In fact, I believe the majority of our FM stations use side-mounted antennas. Some of them are mounted to a leg and some are mounted to a face. Usually, I try to place the antenna on the tower so that the bays are facing the desired audience. This information is given to the manufacturer when ordering the antenna so that proper mounts can be furnished and the mounting distance between the tower and antenna properly calculated. That is about the extent of any “optimization” that is allowed.
As the FM band gets jam-packed with FM signals, this may become more of an issue in the future, particularly around dense signal areas around major metropolitan areas.
5 thoughts on “The side mounted FM antenna”
I suppose this type of placement matters little for LPFMs, but I will ask anyway so I can learn: If you were going to mount a two bay, would you point it towards where you think more people are? Or, more concerning, “into” your co-channel interferer? Or away from it? 90 degrees away from the interferer?
If the antenna is mounted on a pole, then it really does not matter which way it faces, it will have an omni-directional pattern. If, however, the antenna is side mounted on a tower, I would face the bays toward the population center you are trying to cover. As in the above example, towers do create pattern distortion, usually by reflecting radiation off of the back of the antenna toward the tower.
Best bet is to find or commission a pattern study for your specific antenna on your specific tower. At bare minimum study the stock pattern drawings most manufacturers offer.
Even small changes in mounting can have large and often unwelcome effects on coverage, pointing the antenna at the desired population may or may not work as intended.
I’ve seen sidemounts with a bulged figure-8 pattern with max power from the sides of the bays, not front/back. Not that anyone would do such a thing intentionally.
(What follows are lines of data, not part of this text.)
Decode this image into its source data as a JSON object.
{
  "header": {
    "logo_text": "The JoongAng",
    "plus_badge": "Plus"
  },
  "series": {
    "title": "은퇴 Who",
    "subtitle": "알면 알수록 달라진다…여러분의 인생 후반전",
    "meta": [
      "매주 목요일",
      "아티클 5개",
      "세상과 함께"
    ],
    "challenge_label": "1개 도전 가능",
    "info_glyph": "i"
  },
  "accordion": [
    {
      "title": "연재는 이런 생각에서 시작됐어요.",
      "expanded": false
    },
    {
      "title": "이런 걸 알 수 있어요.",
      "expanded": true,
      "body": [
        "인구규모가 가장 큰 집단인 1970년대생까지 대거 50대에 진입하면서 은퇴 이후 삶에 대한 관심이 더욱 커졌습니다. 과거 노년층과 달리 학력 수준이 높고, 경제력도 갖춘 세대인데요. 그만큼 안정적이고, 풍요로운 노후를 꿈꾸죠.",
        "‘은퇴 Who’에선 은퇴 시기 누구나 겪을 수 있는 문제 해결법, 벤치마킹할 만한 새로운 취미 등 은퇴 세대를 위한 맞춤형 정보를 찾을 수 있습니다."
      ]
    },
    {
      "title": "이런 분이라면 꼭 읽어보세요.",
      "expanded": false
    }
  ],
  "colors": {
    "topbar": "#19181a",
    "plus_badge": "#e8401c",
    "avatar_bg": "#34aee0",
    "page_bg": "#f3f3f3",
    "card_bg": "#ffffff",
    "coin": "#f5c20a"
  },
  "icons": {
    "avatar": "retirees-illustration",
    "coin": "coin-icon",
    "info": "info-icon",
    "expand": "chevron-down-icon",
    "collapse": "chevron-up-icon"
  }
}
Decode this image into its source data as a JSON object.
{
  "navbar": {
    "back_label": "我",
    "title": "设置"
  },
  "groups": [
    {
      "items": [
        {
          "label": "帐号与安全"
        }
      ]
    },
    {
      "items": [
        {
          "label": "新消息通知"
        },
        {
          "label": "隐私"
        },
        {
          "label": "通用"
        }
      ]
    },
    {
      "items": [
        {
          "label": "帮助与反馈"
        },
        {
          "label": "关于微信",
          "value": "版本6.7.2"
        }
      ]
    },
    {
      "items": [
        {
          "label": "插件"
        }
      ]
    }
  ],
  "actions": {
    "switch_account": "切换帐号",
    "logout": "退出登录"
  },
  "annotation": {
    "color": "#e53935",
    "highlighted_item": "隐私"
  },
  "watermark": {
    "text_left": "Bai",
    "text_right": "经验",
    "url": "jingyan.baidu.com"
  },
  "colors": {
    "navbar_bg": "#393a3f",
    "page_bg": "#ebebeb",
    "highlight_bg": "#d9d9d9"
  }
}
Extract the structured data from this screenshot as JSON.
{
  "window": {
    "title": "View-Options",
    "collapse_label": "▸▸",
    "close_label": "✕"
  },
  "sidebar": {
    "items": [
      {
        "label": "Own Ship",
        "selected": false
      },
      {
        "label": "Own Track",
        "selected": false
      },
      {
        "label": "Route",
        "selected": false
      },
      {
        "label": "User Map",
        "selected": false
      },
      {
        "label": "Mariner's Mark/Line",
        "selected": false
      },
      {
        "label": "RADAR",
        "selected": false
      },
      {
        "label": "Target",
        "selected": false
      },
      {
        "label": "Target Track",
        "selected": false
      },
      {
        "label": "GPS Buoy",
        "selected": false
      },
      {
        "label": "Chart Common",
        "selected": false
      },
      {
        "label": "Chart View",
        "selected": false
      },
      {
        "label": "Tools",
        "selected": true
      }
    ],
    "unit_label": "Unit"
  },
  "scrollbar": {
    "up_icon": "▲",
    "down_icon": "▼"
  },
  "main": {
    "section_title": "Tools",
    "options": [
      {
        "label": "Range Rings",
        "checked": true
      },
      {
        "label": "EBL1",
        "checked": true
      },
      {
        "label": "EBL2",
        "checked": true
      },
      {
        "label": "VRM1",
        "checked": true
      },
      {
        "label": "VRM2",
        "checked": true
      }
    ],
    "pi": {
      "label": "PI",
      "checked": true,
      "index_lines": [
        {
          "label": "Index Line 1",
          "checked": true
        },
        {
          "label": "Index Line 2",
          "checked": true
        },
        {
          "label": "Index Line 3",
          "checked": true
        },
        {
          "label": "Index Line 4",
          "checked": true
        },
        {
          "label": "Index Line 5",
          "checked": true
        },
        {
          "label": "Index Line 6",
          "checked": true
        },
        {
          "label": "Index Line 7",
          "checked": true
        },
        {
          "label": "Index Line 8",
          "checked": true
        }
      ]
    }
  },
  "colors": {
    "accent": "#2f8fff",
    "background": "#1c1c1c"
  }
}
Even on a pole mount, you will find that the pattern differs from H-pol and V-pol. While the H-pol is largely unaffected by the pole mount, the vertical component will usually wind up with a null of some kind off the back of the antenna due to the pole and the polarization (vertical) being the same orientation.
Patterns needs to both meet the needs of the audience being served ( there’s a concept..public service),
and need to conform to the engineering presented for the construction / license permit.
Good engineering has always used various “tricks” to optimize.. tilt up or down, nulls and peaks.
But, they should be spec’d and confirmed in the field.
This case, where they used built the support structure to form passive resonant elements of an antenna system, not spec’d in the station license.. is purely corrupt and illegal. Which in the current business and moral environment of the US is just what.. ho-hum ?
We know that the “killer” who sells the most advertising becomes GM… so lets put some long horns on the caddy,
and pop a cold 12 pack on the seat.. and head out.